How in the world am I supposed to save up all that money? Here’s the thing: It might be easier than you think thanks to our favorite B-word: a budget.
If you’ve never sat down and made a budget at the beginning of the month by planning what to do with every single dollar you take home, we have some bad news: You’ve probably been letting a whole lot of money go to waste without even knowing it. That’s what happens when you don’t tell your money where to go—you end up wondering where it went.
Here’s the good news, though: When you put in the effort to make your first budget, you’ll feel like you got a raise because of all the extra money you’ll find. We hear folks who make a budget for the first time say things like, “I’ve really been giving this much money to Chick-fil-A and lululemon?”
Yeah, you have. But you don’t have to anymore! And it’s not like you need to cut fun out of your life when you get on a budget, either. You may just cut back to buying one pair of leggings each month instead of six.
All that extra money, plus anything else you squeeze out of your budget, can go toward building a strong down payment.
Taking the Next Steps
When you’re ready to start saving up for your home, check out our Home Buyers Guide. This guide will walk you through the home-buying process from start to finish and give you peace of mind about the whole journey to becoming a homeowner.

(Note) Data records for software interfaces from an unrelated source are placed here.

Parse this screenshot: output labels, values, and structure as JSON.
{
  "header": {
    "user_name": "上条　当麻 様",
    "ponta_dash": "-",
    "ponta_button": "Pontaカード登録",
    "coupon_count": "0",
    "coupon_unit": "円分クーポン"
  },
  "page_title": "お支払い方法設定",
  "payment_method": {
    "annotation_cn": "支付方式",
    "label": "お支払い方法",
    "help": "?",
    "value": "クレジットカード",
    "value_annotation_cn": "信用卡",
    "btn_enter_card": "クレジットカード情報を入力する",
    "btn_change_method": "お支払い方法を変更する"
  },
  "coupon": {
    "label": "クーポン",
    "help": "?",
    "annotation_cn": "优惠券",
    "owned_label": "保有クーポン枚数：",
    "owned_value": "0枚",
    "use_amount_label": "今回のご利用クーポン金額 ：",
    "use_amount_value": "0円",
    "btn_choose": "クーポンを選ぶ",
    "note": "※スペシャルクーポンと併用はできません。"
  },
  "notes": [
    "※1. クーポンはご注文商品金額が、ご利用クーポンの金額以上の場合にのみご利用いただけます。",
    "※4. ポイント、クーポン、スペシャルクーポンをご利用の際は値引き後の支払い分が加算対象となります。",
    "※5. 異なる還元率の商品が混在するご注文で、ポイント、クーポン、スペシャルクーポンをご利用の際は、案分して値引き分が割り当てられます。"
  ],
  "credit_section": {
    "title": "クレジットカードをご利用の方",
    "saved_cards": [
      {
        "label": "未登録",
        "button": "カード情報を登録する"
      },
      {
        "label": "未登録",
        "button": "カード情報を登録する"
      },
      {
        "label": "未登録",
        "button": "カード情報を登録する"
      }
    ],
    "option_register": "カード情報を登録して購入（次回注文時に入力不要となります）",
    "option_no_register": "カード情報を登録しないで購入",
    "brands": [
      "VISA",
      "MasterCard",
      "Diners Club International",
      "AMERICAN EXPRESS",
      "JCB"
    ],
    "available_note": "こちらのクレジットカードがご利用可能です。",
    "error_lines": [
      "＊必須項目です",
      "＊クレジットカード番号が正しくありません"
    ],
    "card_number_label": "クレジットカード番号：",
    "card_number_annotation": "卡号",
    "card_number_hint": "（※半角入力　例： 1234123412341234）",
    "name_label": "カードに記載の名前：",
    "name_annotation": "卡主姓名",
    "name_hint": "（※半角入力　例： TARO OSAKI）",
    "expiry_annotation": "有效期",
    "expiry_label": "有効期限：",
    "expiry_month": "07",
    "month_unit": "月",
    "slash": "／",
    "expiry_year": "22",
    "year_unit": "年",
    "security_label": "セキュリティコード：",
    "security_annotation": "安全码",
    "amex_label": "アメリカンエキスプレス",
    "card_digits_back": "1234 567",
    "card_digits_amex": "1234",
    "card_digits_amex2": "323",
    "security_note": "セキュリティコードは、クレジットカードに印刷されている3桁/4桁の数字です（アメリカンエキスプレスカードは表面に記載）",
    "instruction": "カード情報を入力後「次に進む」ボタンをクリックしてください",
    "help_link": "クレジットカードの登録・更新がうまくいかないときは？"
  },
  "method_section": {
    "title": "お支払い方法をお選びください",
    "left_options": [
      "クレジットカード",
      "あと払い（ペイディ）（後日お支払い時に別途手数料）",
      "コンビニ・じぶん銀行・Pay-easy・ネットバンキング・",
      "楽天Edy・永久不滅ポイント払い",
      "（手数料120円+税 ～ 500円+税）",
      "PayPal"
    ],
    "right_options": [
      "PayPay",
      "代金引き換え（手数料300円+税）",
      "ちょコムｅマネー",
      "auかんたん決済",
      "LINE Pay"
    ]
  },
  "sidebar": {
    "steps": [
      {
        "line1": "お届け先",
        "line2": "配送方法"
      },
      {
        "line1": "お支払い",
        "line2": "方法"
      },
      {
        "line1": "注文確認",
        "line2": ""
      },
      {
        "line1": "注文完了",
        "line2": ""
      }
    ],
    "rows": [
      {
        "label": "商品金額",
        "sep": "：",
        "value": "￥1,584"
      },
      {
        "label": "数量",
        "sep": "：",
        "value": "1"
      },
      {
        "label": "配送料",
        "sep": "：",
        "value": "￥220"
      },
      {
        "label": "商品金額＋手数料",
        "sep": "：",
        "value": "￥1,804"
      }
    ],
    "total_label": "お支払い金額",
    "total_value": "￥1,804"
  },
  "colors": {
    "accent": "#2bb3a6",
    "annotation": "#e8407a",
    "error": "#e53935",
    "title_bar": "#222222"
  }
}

And when you’re ready to make the big move, you need to get PODS on your side. When you do, they’ll drop off one of their moving and storage containers—you pick the size—at your current address. Once you’ve filled it up, they’ll take care of getting it to your new place. Best of all, you don’t have to deal with the chaos of hiring movers. Get a quote today!